Syndrome, all of which came back normal (or negative).
Kirsten has PE tubes to help drain fluid in her ears. She
also had her adenoids removed. She now gets frequent ear infections. However, we may have discovered the cause
of all the ear infections. Her pediatrician discovered that she might have a submucus cleft palate. This may be
the cause of her coughing and sneezing while eating and drinking. This can also be the cause of her ear infections
(due to bacteria growth when the food and drink goes up the nasal passage). We are meeting with a craniofacial
team, April 2, 2004 to find out exactly what is going on.
Kirsten also has a boney mass at the roof of her mouth, and a
preauricular pit (this is a tiny pin hole on the outer top part of her ear).
She was diagnosed with Strabismus and was prescribed
glasses at 22months (she would never wear). However, Kirsten no longer needs glasses. Thankfully her eyes
seem to be self correcting.
Kirsten started wearing AFO's (ankle foot orthotics)at
about 19months. These are used to help stabilize her ankles and keep her feet in the proper position. Kirsten
has very tight legs and it causes her feet to remain in an extended position which is not a good thing. This extension
can cause her calf muscles to shorten.
Kirsten has been receiving Physical and Occupational
therapy from 6 months of age. We added Speech therapy at 15 months. Kirsten started Preschool at 3 years
old and she LOVES it. She therapy at school now and we have just begun getting additional therapy at a near by clinic.
Kirsten has just begun to sit without assistance.
Once we put her in the sitting position she will stay there for 1-5 minutes. She can't stand or walk without a lot of
assistance. She uses several pieces of therapy equipment like a stander, Kaye walker and a gait trainer.
The gait trainer is like a walker. Kirsten has just recently started moving forward in her gait trainer. It is
a wonderful sight. She has a hard time actually doing the walking motion but she tries real hard. Also, she fatigues
Kirsten is also non-verbal.

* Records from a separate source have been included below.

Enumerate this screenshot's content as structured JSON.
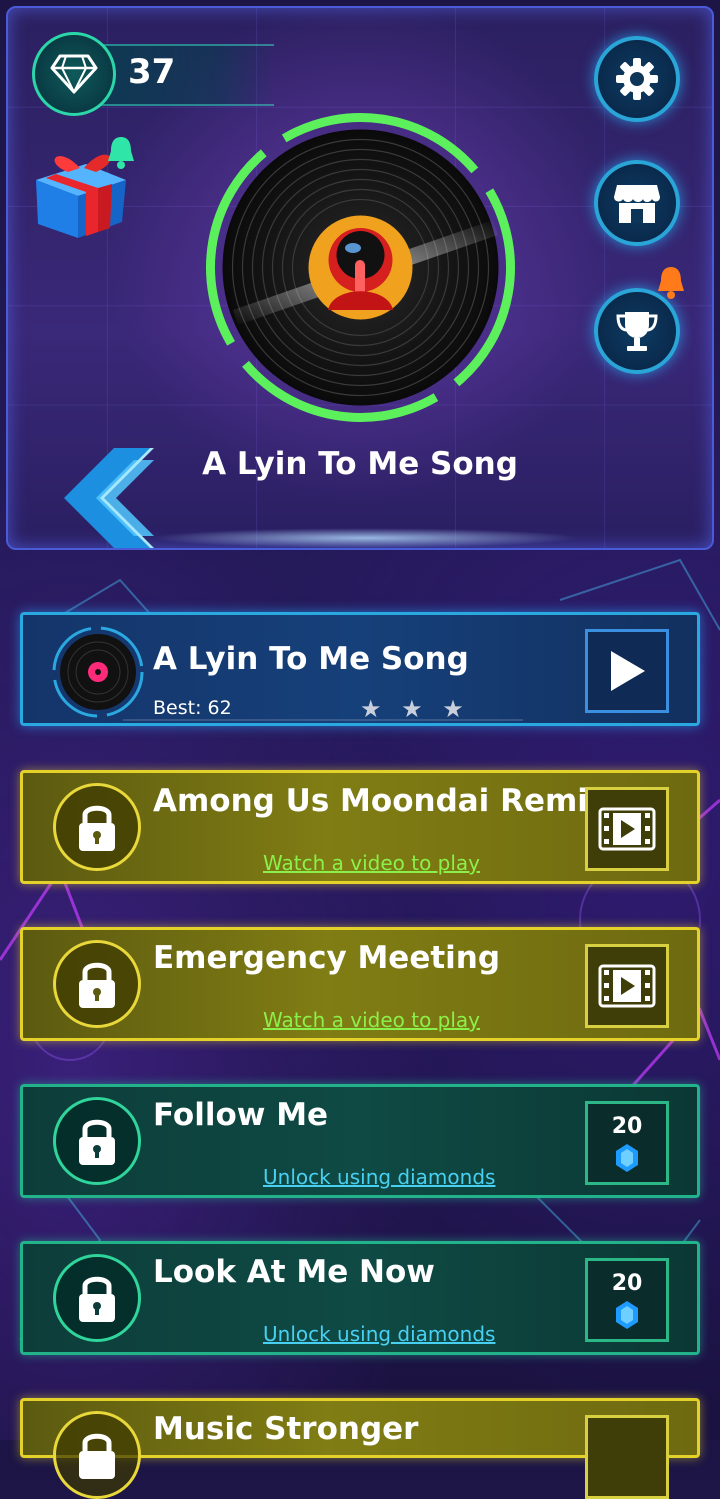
{
  "diamonds": {
    "count": "37",
    "icon": "diamond-icon"
  },
  "header": {
    "current_song": "A Lyin To Me Song",
    "buttons": [
      "gear-icon",
      "shop-icon",
      "trophy-icon"
    ],
    "gift_icon": "gift-icon",
    "back_icon": "chevron-left-icon"
  },
  "songs": [
    {
      "title": "A Lyin To Me Song",
      "status": "unlocked",
      "best_label": "Best: 62",
      "stars": "★ ★ ★",
      "action": "play-icon"
    },
    {
      "title": "Among Us Moondai Remix",
      "status": "video",
      "subtitle": "Watch a video to play",
      "action": "video-icon"
    },
    {
      "title": "Emergency Meeting",
      "status": "video",
      "subtitle": "Watch a video to play",
      "action": "video-icon"
    },
    {
      "title": "Follow Me",
      "status": "diamonds",
      "subtitle": "Unlock using diamonds",
      "cost": "20",
      "action": "diamond-icon"
    },
    {
      "title": "Look At Me Now",
      "status": "diamonds",
      "subtitle": "Unlock using diamonds",
      "cost": "20",
      "action": "diamond-icon"
    },
    {
      "title": "Music Stronger",
      "status": "video",
      "action": "video-icon"
    }
  ],
  "colors": {
    "accent_blue": "#2aa8e0",
    "video_yellow": "#e4d22a",
    "gem_green": "#23b38a",
    "vinyl_glow": "#5cf05c"
  }
}
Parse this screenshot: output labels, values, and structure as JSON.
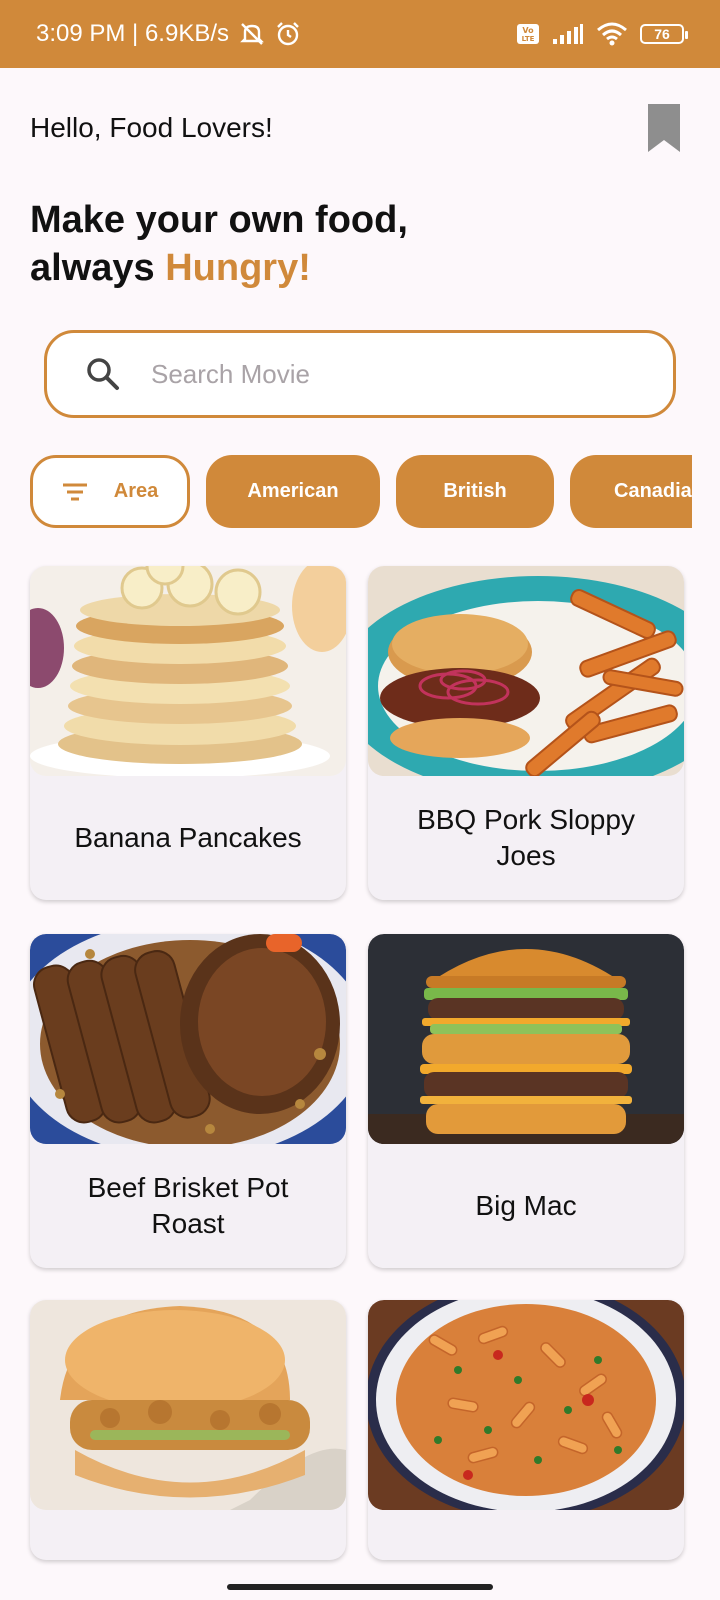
{
  "status_bar": {
    "time_speed": "3:09 PM | 6.9KB/s",
    "battery": "76",
    "icons": [
      "mute-icon",
      "alarm-icon",
      "volte-icon",
      "signal-icon",
      "wifi-icon",
      "battery-icon"
    ]
  },
  "header": {
    "greeting": "Hello, Food Lovers!",
    "headline_line1": "Make your own food,",
    "headline_line2_prefix": "always ",
    "headline_accent": "Hungry!"
  },
  "search": {
    "placeholder": "Search Movie",
    "value": ""
  },
  "filters": {
    "filter_label": "Area",
    "chips": [
      "American",
      "British",
      "Canadian"
    ]
  },
  "meals": [
    {
      "name": "Banana Pancakes"
    },
    {
      "name": "BBQ Pork Sloppy Joes"
    },
    {
      "name": "Beef Brisket Pot Roast"
    },
    {
      "name": "Big Mac"
    },
    {
      "name": ""
    },
    {
      "name": ""
    }
  ],
  "colors": {
    "accent": "#d0893a",
    "background": "#fdf8fb",
    "card": "#f4f0f5"
  }
}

She does say dada with excitement anytime Joe
returns home. I have heard her say kitttty (sounds like kitty to me anyway) a few times. When we were in NY last
year, Kirsten and I spent a lot of time with her cousins. She used to say Ed-di-di when she saw her cousin Edward.
No such luck with Mommy or mama... Last week, in school it sounded like she said two of her classmate's names.
Kirsten has Central Hypotonia (low muscle tone of her trunk, neck, hips),
global delays (gross motor, fine motor, speech, and cognitive abilities are delayed greater than 30%), hypertonia of legs,
feet, arms, hands (high muscle tone). She fists her hands (although not as much as she used to) and has very weak
wrists and ankles. She was officially diagnosed with Ataxic and Spastic Cerebral Palsy with underlying brain malformations.
However, her new neurologist doesn't 100% agree. He wants to look a little more into it.
Through all of this Kirsten is a very beautiful, happy,
and easy going little girl. She loves being around other children and chasing our 2 cats. She is such a joy
in our life and we are truly blessed to have her.